Before tackling superhero Luke Cage in Netflix’s upcoming series, actor Mike Colter has been living and breathing another character for the last year: Halo‘s Jameson Locke.
Colter became the character in more ways that one, having provided the voice and motion capture for the impending Halo 5: Guardians video game as well as playing Locke in the live-action web series Halo: Nightfall, which is out on DVD and Blu-ray today.
Not having any previous experience with mo-cap, Colter didn’t know what to expect.
“For lack of a better word, it’s a very tedious process,” he tells us. “That’s not a slight, but it takes time technically to get what you want. There are a lot of things going on and there’s a lot of there being nothing there and just working off what’s supposed to be there. You just have to do it time and time again until you get it right. But I was much more at ease being in that bodysuit inside a temperature controlled room than I was on location shooting the film.”
The rough, otherworldly terrain featured in Halo: Nightfall was filmed about an hour outside Reykjavik.
“I’ve got to tell you, the elements, when you are out in the middle of nowhere, are much more bleak,” says Colter. “It’s cold, rugged terrain, hard to walk on, hard to even find a place to sit down. I think the worst of it was when we were in a cave for an entire day, and when I say a cave I really mean a cave! There was nothing but cold water pouring on you the entire day. There was no place to just take a break. It was quite miserable. It was like, ‘This is just unbearable!’ We were all like, ‘Oh God, when will it end?’
“There were days like that and you just had to get through it. You’re soaked down to your knickers and it’s just bad. Any time you think about being uncomfortable, you’re uncomfortable. But I would love to go back and visit the Blue Lagoon, which I did a couple of times on my days off. It was just beautiful… I would love to go back on a vacation to really just enjoy it.”
In addition to the harsh landscape and dreary weather, the cast had to struggle through it all while wearing huge, bulky combat suits.
“I think they had to go to actors who were new to this. If they approached an actor who had done this before the negotiation were going to be completely different!” he laughs.

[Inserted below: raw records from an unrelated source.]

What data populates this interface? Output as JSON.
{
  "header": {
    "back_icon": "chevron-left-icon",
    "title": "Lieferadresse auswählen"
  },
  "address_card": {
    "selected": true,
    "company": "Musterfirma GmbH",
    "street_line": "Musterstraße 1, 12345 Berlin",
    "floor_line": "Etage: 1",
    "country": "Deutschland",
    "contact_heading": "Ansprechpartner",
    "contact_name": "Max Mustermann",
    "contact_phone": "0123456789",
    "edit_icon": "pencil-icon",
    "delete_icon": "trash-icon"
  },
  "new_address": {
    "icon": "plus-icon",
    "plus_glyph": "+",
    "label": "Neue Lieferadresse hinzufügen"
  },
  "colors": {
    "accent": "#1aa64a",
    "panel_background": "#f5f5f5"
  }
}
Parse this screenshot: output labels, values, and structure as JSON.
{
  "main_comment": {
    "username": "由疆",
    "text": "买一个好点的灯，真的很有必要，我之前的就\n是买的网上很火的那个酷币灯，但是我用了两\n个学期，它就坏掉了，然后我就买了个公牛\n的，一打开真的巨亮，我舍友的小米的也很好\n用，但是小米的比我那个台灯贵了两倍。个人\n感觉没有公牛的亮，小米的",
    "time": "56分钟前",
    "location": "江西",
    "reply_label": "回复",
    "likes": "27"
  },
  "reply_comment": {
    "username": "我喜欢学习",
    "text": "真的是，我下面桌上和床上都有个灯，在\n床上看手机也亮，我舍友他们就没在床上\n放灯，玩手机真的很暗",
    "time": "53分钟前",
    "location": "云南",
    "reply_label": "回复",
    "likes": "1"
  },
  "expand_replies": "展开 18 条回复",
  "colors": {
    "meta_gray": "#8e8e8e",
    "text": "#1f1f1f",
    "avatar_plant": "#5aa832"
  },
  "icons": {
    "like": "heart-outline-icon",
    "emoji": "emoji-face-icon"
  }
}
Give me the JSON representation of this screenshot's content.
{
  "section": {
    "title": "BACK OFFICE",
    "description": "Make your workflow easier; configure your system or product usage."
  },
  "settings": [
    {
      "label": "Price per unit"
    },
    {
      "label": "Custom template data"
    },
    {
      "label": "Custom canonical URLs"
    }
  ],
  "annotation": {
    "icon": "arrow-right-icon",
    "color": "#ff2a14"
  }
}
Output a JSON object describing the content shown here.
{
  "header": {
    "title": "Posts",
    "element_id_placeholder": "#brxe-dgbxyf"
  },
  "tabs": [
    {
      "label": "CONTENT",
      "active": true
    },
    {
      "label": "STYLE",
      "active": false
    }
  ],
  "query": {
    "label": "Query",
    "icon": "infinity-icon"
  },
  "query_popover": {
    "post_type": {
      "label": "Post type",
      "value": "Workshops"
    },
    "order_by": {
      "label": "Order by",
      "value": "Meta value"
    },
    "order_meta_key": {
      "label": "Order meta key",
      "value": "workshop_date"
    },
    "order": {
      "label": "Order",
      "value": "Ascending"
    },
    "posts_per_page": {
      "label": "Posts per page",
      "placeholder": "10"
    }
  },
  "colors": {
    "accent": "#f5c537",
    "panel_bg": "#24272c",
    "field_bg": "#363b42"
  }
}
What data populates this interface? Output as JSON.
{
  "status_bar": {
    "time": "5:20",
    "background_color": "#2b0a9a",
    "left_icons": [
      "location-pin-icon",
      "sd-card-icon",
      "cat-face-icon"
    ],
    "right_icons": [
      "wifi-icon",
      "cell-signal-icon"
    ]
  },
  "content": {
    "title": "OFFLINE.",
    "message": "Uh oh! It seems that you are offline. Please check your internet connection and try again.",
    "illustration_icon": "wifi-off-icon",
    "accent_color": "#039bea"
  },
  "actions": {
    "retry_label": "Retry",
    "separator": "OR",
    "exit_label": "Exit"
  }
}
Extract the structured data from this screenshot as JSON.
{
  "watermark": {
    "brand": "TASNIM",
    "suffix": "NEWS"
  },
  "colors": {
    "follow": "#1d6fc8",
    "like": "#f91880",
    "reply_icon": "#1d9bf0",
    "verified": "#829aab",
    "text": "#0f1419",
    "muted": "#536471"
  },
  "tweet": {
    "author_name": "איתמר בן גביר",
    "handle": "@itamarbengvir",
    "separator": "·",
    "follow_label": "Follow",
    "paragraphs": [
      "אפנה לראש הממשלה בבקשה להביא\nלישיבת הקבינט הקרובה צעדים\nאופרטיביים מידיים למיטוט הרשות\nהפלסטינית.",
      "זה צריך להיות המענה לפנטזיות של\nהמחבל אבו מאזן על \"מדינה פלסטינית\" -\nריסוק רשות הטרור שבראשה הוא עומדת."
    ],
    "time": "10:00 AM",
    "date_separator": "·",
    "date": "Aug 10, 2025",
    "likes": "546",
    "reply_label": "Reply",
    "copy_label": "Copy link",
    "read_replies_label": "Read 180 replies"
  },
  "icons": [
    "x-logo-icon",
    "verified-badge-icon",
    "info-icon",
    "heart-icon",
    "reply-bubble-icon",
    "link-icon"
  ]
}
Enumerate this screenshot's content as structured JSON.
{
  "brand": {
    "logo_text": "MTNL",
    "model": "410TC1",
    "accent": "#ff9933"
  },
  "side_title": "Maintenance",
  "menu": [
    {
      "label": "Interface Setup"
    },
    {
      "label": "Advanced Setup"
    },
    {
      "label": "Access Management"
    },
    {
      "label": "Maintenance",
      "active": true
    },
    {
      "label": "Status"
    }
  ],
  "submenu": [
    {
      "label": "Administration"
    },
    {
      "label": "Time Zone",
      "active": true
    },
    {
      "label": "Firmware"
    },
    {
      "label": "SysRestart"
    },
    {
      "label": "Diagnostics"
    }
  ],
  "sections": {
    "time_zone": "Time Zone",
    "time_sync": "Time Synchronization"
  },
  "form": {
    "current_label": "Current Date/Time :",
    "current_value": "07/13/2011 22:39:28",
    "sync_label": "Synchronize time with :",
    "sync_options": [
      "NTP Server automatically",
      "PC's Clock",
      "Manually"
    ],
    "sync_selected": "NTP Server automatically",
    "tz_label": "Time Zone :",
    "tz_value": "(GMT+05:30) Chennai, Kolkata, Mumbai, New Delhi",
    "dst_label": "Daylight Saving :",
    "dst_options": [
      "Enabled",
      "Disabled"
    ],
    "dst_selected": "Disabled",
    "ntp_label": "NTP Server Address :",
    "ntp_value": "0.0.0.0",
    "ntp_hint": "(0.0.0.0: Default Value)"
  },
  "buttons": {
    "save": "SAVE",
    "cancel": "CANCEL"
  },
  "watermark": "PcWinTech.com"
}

“If they said, ‘We want you to do this movie with this huge suit on,’ the response is going to be, ‘Whoa, stop right there!’ The suit weighed about two stone, and added to your body weight you can’t really do anything. You can barely go to the bathroom on your own, let alone sit down and relax. If you just stood in that uniform without doing anything you’d be tired. [We were] sprinting around, running up hills, falling, getting up again take after take after take!”
Despite everything, Colter insists that he remembers the experience in a positive light.
“I had a great time, but when I think about the actual shooting of it, it was gruelling. I mean, the helmet would fog up and you couldn’t see, so you’d basically fall down to the floor and have to take the helmet off! Technically it was very challenging. And being against the elements made it that much more intense. But I look back on it fondly. I made some really great friends. But make no mistake about it: it was definitely not a picnic.”